- **Brief**
Skip the pictures and copy all the data that follows exactly.

- **Available data**
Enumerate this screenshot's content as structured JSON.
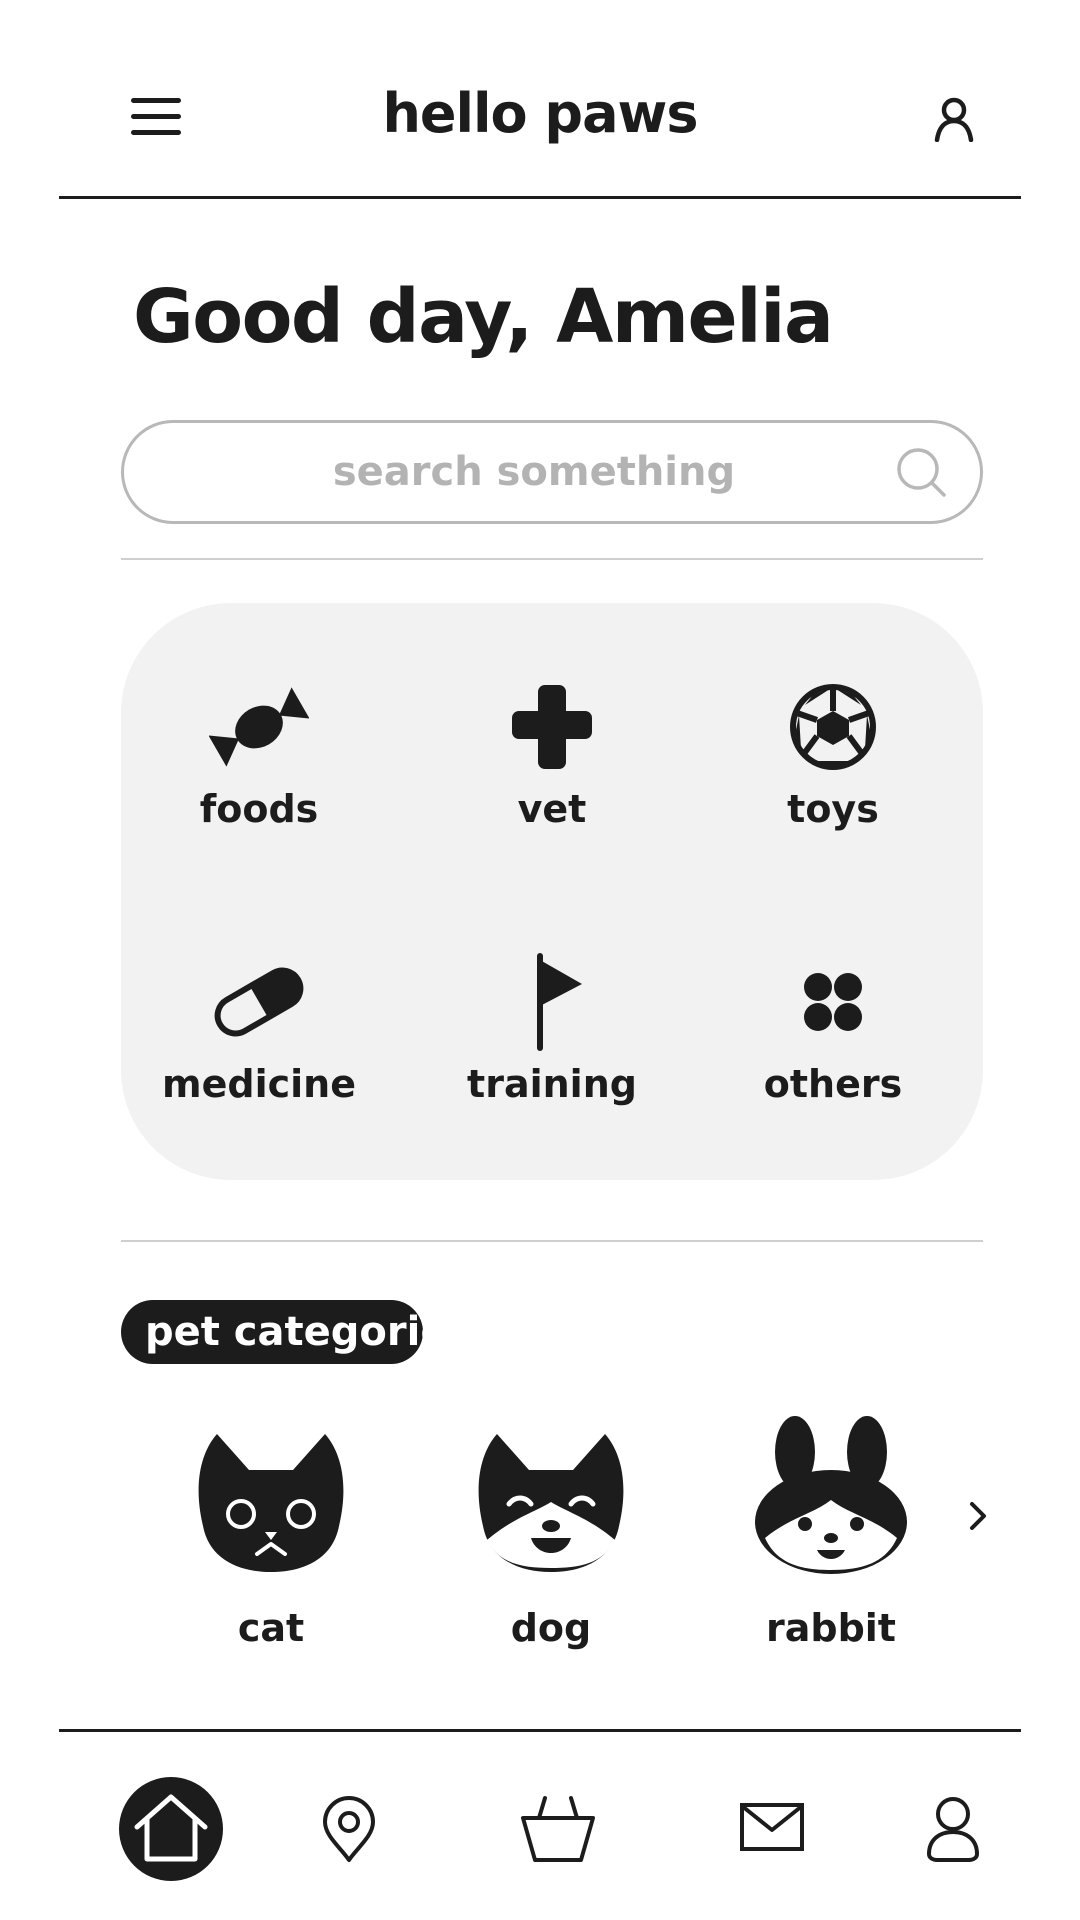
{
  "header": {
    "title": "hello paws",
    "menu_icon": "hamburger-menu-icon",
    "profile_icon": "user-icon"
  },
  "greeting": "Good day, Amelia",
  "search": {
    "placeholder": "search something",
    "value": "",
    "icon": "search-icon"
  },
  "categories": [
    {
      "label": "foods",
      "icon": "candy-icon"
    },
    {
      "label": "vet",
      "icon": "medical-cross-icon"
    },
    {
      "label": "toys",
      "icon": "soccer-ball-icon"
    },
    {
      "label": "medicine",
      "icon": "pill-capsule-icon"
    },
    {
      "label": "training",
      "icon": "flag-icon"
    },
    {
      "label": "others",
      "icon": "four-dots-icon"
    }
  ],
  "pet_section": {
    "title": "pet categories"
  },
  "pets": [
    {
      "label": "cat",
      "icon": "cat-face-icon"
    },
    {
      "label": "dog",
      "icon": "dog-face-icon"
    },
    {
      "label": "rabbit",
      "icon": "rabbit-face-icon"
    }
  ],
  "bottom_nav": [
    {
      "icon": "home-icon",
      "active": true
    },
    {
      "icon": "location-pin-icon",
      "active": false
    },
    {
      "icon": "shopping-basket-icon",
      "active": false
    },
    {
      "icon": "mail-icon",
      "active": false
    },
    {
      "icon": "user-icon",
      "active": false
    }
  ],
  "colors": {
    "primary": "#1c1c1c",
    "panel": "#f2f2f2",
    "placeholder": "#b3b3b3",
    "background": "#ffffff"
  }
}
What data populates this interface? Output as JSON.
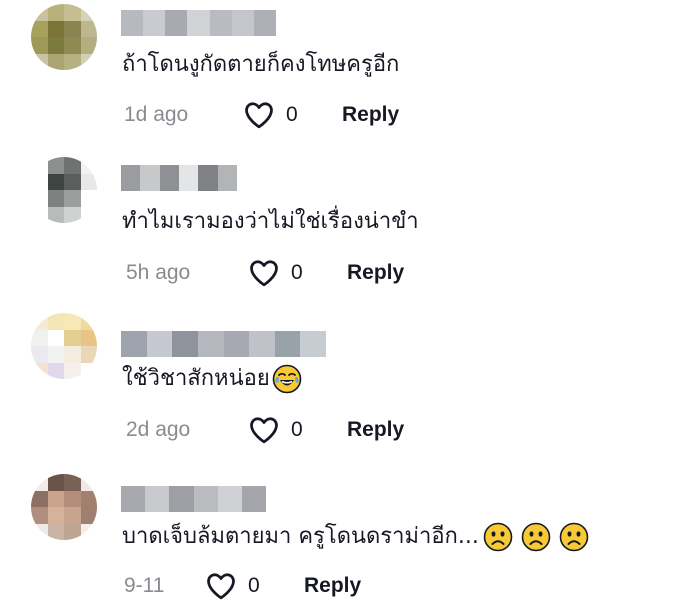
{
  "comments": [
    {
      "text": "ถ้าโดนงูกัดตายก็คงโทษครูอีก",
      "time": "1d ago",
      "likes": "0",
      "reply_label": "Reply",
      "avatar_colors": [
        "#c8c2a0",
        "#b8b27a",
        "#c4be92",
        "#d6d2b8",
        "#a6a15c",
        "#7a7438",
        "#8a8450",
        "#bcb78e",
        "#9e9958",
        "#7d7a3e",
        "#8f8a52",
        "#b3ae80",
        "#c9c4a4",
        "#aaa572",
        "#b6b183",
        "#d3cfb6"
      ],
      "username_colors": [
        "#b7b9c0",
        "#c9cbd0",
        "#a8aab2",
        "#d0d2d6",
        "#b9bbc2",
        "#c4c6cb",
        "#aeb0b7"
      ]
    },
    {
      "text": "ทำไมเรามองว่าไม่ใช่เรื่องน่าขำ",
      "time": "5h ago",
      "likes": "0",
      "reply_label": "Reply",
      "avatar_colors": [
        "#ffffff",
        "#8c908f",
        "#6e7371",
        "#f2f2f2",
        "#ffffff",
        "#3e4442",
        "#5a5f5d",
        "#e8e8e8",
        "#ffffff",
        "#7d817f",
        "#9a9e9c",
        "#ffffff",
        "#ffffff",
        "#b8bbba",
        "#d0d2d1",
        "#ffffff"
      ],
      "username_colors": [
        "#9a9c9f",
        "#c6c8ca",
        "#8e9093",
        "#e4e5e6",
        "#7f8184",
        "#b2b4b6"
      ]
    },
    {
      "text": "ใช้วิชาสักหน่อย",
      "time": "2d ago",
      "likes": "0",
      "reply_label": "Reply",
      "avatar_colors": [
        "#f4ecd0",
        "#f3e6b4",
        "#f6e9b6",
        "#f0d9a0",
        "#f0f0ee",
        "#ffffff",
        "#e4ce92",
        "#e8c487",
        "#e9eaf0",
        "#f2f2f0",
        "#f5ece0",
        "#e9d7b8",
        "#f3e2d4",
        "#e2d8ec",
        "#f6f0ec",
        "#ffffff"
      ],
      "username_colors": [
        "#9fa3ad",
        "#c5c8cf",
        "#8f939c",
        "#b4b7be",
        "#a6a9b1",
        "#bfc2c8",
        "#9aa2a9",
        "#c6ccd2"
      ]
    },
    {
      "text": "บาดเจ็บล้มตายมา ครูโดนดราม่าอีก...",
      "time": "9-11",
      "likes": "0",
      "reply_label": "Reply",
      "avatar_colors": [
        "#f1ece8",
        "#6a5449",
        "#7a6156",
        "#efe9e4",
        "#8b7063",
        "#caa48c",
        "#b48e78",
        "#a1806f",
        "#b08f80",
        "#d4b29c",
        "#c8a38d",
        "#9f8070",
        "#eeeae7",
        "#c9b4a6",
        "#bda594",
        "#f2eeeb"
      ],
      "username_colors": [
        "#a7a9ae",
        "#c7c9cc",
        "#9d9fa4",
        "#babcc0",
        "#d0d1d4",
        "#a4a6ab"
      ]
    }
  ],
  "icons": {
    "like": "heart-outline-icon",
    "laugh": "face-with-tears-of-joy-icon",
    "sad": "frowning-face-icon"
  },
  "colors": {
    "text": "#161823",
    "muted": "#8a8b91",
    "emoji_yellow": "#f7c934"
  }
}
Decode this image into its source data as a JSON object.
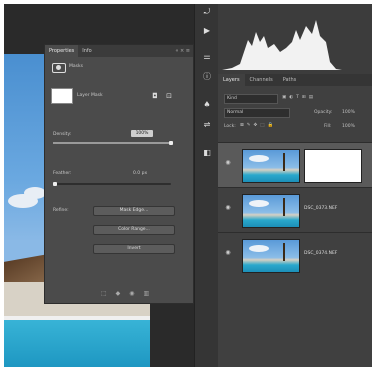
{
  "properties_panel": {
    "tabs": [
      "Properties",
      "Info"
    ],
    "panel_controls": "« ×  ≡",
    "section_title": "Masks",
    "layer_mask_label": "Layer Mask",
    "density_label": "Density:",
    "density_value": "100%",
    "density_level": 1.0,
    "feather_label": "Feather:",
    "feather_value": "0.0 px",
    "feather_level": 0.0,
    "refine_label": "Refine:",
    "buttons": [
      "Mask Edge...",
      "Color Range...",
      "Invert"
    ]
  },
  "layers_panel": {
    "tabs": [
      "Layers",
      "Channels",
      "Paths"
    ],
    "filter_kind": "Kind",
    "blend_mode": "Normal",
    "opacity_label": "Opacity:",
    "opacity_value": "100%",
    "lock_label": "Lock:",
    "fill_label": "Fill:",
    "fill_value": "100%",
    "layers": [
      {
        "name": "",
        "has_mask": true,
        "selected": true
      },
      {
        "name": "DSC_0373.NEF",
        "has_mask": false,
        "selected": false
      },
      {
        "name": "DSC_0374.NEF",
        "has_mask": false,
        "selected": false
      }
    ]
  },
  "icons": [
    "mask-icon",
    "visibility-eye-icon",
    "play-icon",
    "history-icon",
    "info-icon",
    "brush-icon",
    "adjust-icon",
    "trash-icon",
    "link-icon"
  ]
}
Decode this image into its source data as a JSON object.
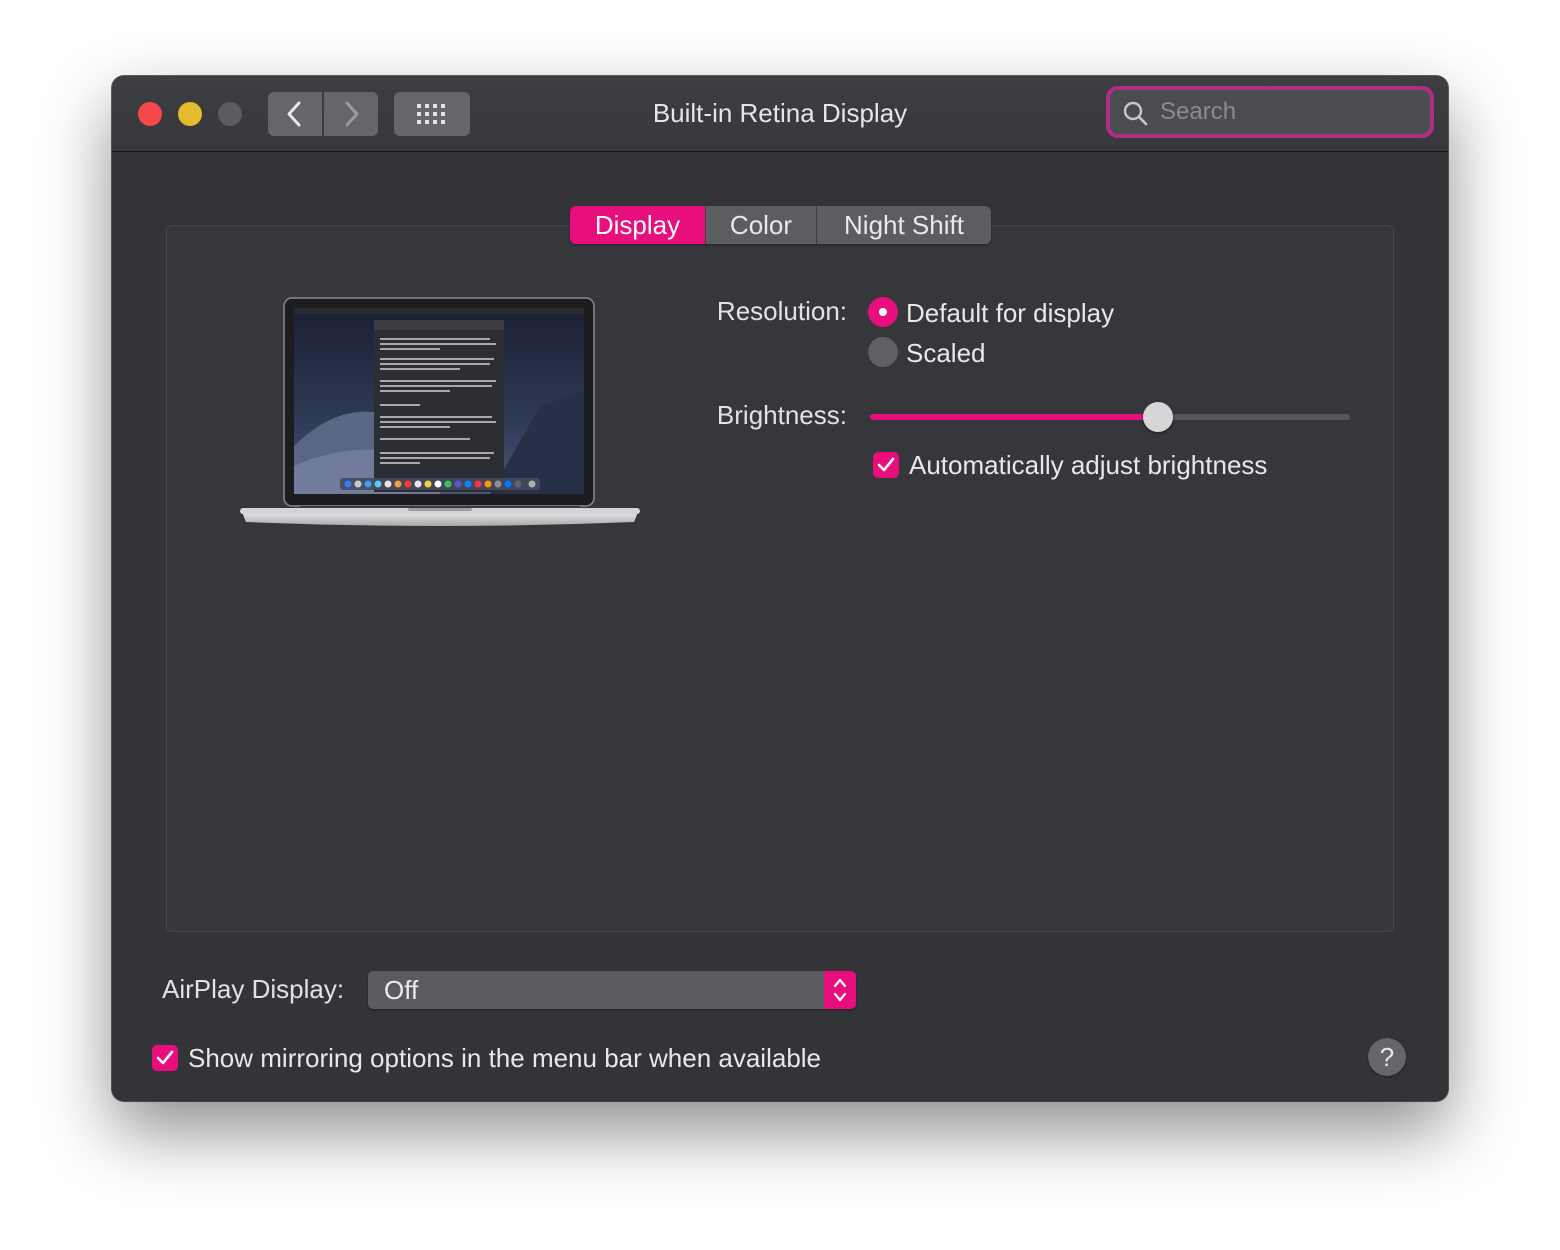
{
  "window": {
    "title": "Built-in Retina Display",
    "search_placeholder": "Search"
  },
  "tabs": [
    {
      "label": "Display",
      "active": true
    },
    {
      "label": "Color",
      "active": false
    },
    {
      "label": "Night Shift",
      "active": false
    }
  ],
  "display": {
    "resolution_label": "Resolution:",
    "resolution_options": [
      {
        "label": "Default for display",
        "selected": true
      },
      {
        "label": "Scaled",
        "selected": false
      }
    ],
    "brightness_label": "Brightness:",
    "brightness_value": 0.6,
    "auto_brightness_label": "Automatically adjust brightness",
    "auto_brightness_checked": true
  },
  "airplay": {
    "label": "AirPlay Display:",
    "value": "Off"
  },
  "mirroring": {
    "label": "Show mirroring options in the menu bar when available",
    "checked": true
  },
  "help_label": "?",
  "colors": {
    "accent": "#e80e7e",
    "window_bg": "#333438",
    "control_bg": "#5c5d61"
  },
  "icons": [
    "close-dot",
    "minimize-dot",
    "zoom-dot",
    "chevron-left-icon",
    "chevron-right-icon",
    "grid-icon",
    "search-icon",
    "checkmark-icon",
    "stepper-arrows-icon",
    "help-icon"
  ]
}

- **Exercise response**
Enumerate this screenshot's content as structured JSON.
{
  "header": {
    "title": "hello paws",
    "menu_icon": "hamburger-menu-icon",
    "profile_icon": "user-icon"
  },
  "greeting": "Good day, Amelia",
  "search": {
    "placeholder": "search something",
    "value": "",
    "icon": "search-icon"
  },
  "categories": [
    {
      "label": "foods",
      "icon": "candy-icon"
    },
    {
      "label": "vet",
      "icon": "medical-cross-icon"
    },
    {
      "label": "toys",
      "icon": "soccer-ball-icon"
    },
    {
      "label": "medicine",
      "icon": "pill-capsule-icon"
    },
    {
      "label": "training",
      "icon": "flag-icon"
    },
    {
      "label": "others",
      "icon": "four-dots-icon"
    }
  ],
  "pet_section": {
    "title": "pet categories"
  },
  "pets": [
    {
      "label": "cat",
      "icon": "cat-face-icon"
    },
    {
      "label": "dog",
      "icon": "dog-face-icon"
    },
    {
      "label": "rabbit",
      "icon": "rabbit-face-icon"
    }
  ],
  "bottom_nav": [
    {
      "icon": "home-icon",
      "active": true
    },
    {
      "icon": "location-pin-icon",
      "active": false
    },
    {
      "icon": "shopping-basket-icon",
      "active": false
    },
    {
      "icon": "mail-icon",
      "active": false
    },
    {
      "icon": "user-icon",
      "active": false
    }
  ],
  "colors": {
    "primary": "#1c1c1c",
    "panel": "#f2f2f2",
    "placeholder": "#b3b3b3",
    "background": "#ffffff"
  }
}
What data populates this interface? Output as JSON.
{
  "comments": [
    {
      "text": "ถ้าโดนงูกัดตายก็คงโทษครูอีก",
      "time": "1d ago",
      "likes": "0",
      "reply_label": "Reply",
      "avatar_colors": [
        "#c8c2a0",
        "#b8b27a",
        "#c4be92",
        "#d6d2b8",
        "#a6a15c",
        "#7a7438",
        "#8a8450",
        "#bcb78e",
        "#9e9958",
        "#7d7a3e",
        "#8f8a52",
        "#b3ae80",
        "#c9c4a4",
        "#aaa572",
        "#b6b183",
        "#d3cfb6"
      ],
      "username_colors": [
        "#b7b9c0",
        "#c9cbd0",
        "#a8aab2",
        "#d0d2d6",
        "#b9bbc2",
        "#c4c6cb",
        "#aeb0b7"
      ]
    },
    {
      "text": "ทำไมเรามองว่าไม่ใช่เรื่องน่าขำ",
      "time": "5h ago",
      "likes": "0",
      "reply_label": "Reply",
      "avatar_colors": [
        "#ffffff",
        "#8c908f",
        "#6e7371",
        "#f2f2f2",
        "#ffffff",
        "#3e4442",
        "#5a5f5d",
        "#e8e8e8",
        "#ffffff",
        "#7d817f",
        "#9a9e9c",
        "#ffffff",
        "#ffffff",
        "#b8bbba",
        "#d0d2d1",
        "#ffffff"
      ],
      "username_colors": [
        "#9a9c9f",
        "#c6c8ca",
        "#8e9093",
        "#e4e5e6",
        "#7f8184",
        "#b2b4b6"
      ]
    },
    {
      "text": "ใช้วิชาสักหน่อย",
      "time": "2d ago",
      "likes": "0",
      "reply_label": "Reply",
      "avatar_colors": [
        "#f4ecd0",
        "#f3e6b4",
        "#f6e9b6",
        "#f0d9a0",
        "#f0f0ee",
        "#ffffff",
        "#e4ce92",
        "#e8c487",
        "#e9eaf0",
        "#f2f2f0",
        "#f5ece0",
        "#e9d7b8",
        "#f3e2d4",
        "#e2d8ec",
        "#f6f0ec",
        "#ffffff"
      ],
      "username_colors": [
        "#9fa3ad",
        "#c5c8cf",
        "#8f939c",
        "#b4b7be",
        "#a6a9b1",
        "#bfc2c8",
        "#9aa2a9",
        "#c6ccd2"
      ]
    },
    {
      "text": "บาดเจ็บล้มตายมา ครูโดนดราม่าอีก...",
      "time": "9-11",
      "likes": "0",
      "reply_label": "Reply",
      "avatar_colors": [
        "#f1ece8",
        "#6a5449",
        "#7a6156",
        "#efe9e4",
        "#8b7063",
        "#caa48c",
        "#b48e78",
        "#a1806f",
        "#b08f80",
        "#d4b29c",
        "#c8a38d",
        "#9f8070",
        "#eeeae7",
        "#c9b4a6",
        "#bda594",
        "#f2eeeb"
      ],
      "username_colors": [
        "#a7a9ae",
        "#c7c9cc",
        "#9d9fa4",
        "#babcc0",
        "#d0d1d4",
        "#a4a6ab"
      ]
    }
  ],
  "icons": {
    "like": "heart-outline-icon",
    "laugh": "face-with-tears-of-joy-icon",
    "sad": "frowning-face-icon"
  },
  "colors": {
    "text": "#161823",
    "muted": "#8a8b91",
    "emoji_yellow": "#f7c934"
  }
}
Decode this image into its source data as a JSON object.
{
  "properties_panel": {
    "tabs": [
      "Properties",
      "Info"
    ],
    "panel_controls": "« ×  ≡",
    "section_title": "Masks",
    "layer_mask_label": "Layer Mask",
    "density_label": "Density:",
    "density_value": "100%",
    "density_level": 1.0,
    "feather_label": "Feather:",
    "feather_value": "0.0 px",
    "feather_level": 0.0,
    "refine_label": "Refine:",
    "buttons": [
      "Mask Edge...",
      "Color Range...",
      "Invert"
    ]
  },
  "layers_panel": {
    "tabs": [
      "Layers",
      "Channels",
      "Paths"
    ],
    "filter_kind": "Kind",
    "blend_mode": "Normal",
    "opacity_label": "Opacity:",
    "opacity_value": "100%",
    "lock_label": "Lock:",
    "fill_label": "Fill:",
    "fill_value": "100%",
    "layers": [
      {
        "name": "",
        "has_mask": true,
        "selected": true
      },
      {
        "name": "DSC_0373.NEF",
        "has_mask": false,
        "selected": false
      },
      {
        "name": "DSC_0374.NEF",
        "has_mask": false,
        "selected": false
      }
    ]
  },
  "icons": [
    "mask-icon",
    "visibility-eye-icon",
    "play-icon",
    "history-icon",
    "info-icon",
    "brush-icon",
    "adjust-icon",
    "trash-icon",
    "link-icon"
  ]
}
Decode this image into its source data as a JSON object.
{
  "window": {
    "title": "Built-in Retina Display",
    "search_placeholder": "Search"
  },
  "tabs": [
    {
      "label": "Display",
      "active": true
    },
    {
      "label": "Color",
      "active": false
    },
    {
      "label": "Night Shift",
      "active": false
    }
  ],
  "display": {
    "resolution_label": "Resolution:",
    "resolution_options": [
      {
        "label": "Default for display",
        "selected": true
      },
      {
        "label": "Scaled",
        "selected": false
      }
    ],
    "brightness_label": "Brightness:",
    "brightness_value": 0.6,
    "auto_brightness_label": "Automatically adjust brightness",
    "auto_brightness_checked": true
  },
  "airplay": {
    "label": "AirPlay Display:",
    "value": "Off"
  },
  "mirroring": {
    "label": "Show mirroring options in the menu bar when available",
    "checked": true
  },
  "help_label": "?",
  "colors": {
    "accent": "#e80e7e",
    "window_bg": "#333438",
    "control_bg": "#5c5d61"
  },
  "icons": [
    "close-dot",
    "minimize-dot",
    "zoom-dot",
    "chevron-left-icon",
    "chevron-right-icon",
    "grid-icon",
    "search-icon",
    "checkmark-icon",
    "stepper-arrows-icon",
    "help-icon"
  ]
}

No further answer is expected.